... moving ... Choosing five figures from the Civil War—of different backgrounds, temperaments and political views—gives Mr. Matteson the opportunity to range widely over varied perspectives, and his firm grasp of detail, visible as well in his fine biographies of the Alcott family and Margaret Fuller, makes each of his characters vivid and distinctive ... Interweaving the five stories requires Mr. Matteson to circle frequently back in time so that, for example, we can be reading about one individual in 1862 and then, in the next chapter, move back to the 1850s to catch up with another. This structure creates a somewhat meandering reading experience, but it also deepens the layered, palimpsest quality of Mr. Matteson account ... The book’s subtitle is perhaps overly ambitious ... Nonetheless Mr. Matteson is justified in emphasizing Fredericksburg, especially because some of those who were directly or indirectly involved in the battle had such an outsize role in the postwar years. The ill-considered strategy of Gen. Burnside at Fredericksburg produced a tragic bloodbath. A Worse Place Than Hell reminds us of the wider effects of war, beyond the carnage.
... is not, strictly speaking, a military history, though the reader learns about battle tactics and strategies. This is human history, in which Matteson skillfully weaves the biographies of 'five heroes' ... Matteson is an elegant writer, and his narrative is compelling and often cinematic. His description of death...is far more vivid than what is found in most military-history books ... Despite the book’s many strengths, though, there are some missed opportunities to enrich the story. Pelham, of the horse artillery, brought two slaves with him to the front, which was not uncommon for officers of the Southern gentry. But we are left wondering what became of them after he died in battle.

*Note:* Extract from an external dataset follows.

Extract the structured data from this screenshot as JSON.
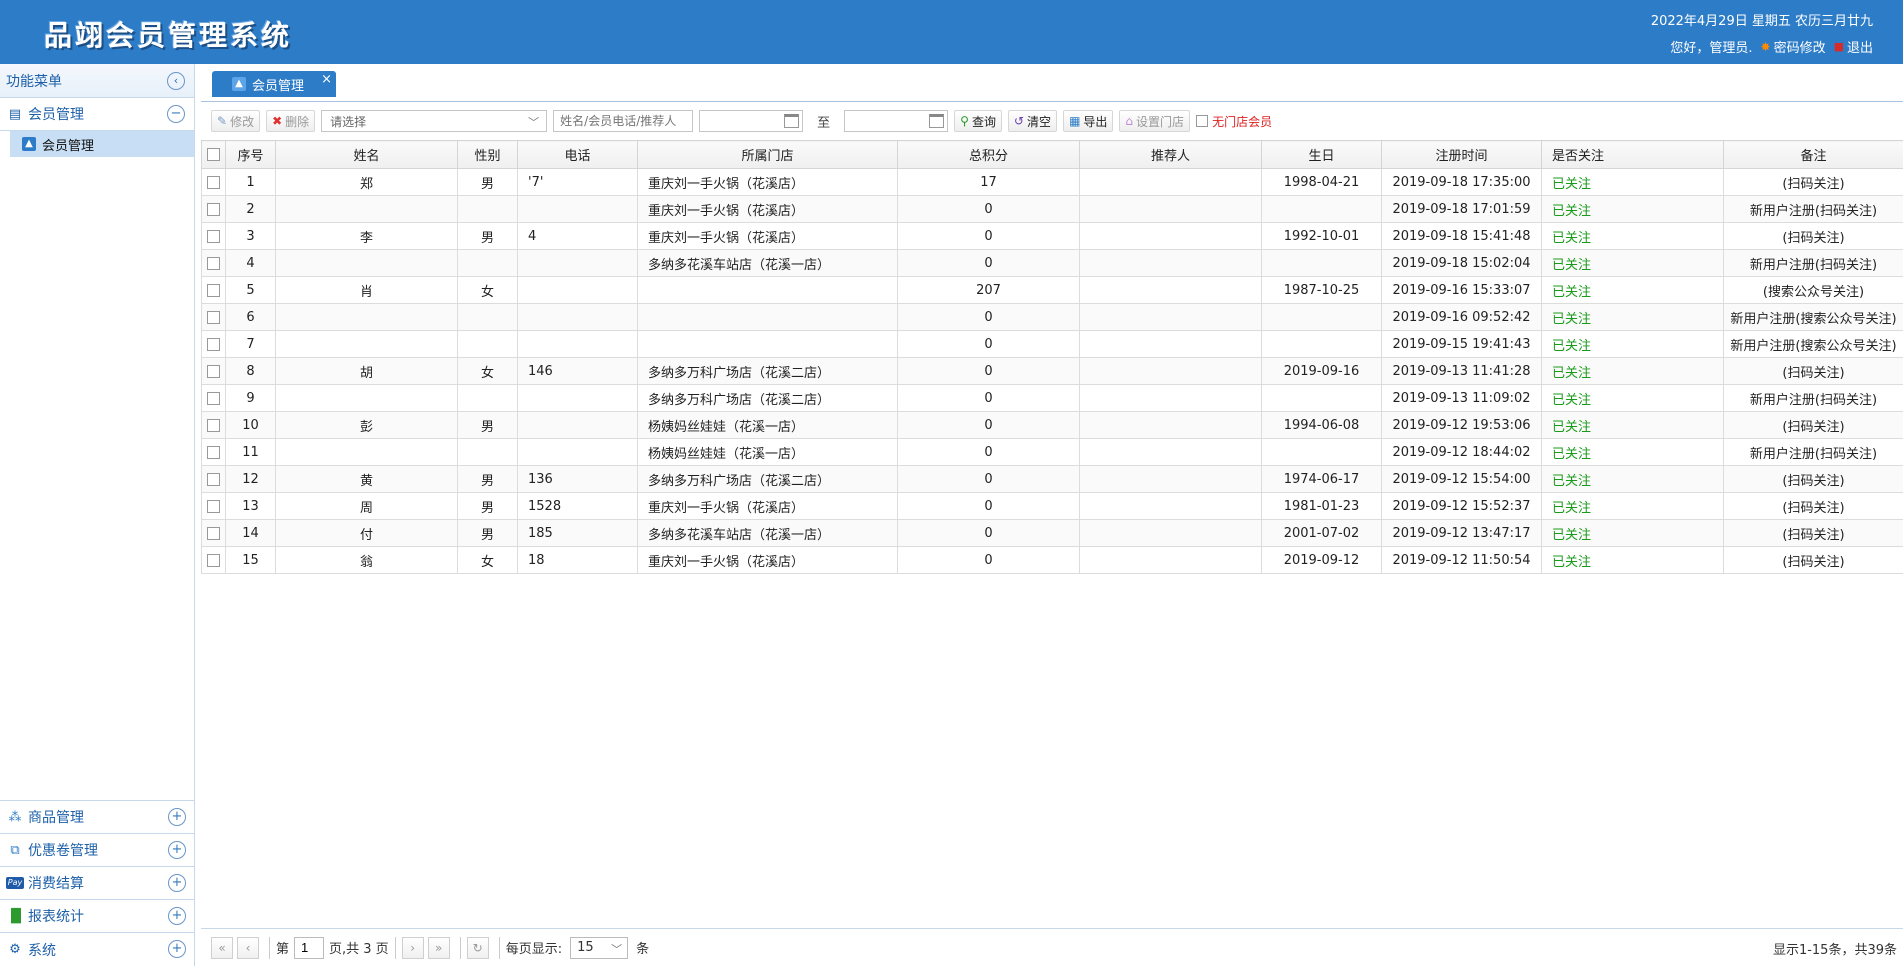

Matteson immerses readers ... Equally compelling is Matteson’s tracking of difficult family relationships, literary breakthroughs, and how Holmes’ war experiences influenced his thinking as a U.S. Supreme Court justice. Here, too, are dramatic scenes of Abraham Lincoln’s political and moral quandaries—the book’s title is his phrase—in the aftermath of the horrific Battle of Fredericksburg, a touchstone for the exceptional and influential individuals Matteson incisively portrays in this masterful and distinctive inquiry.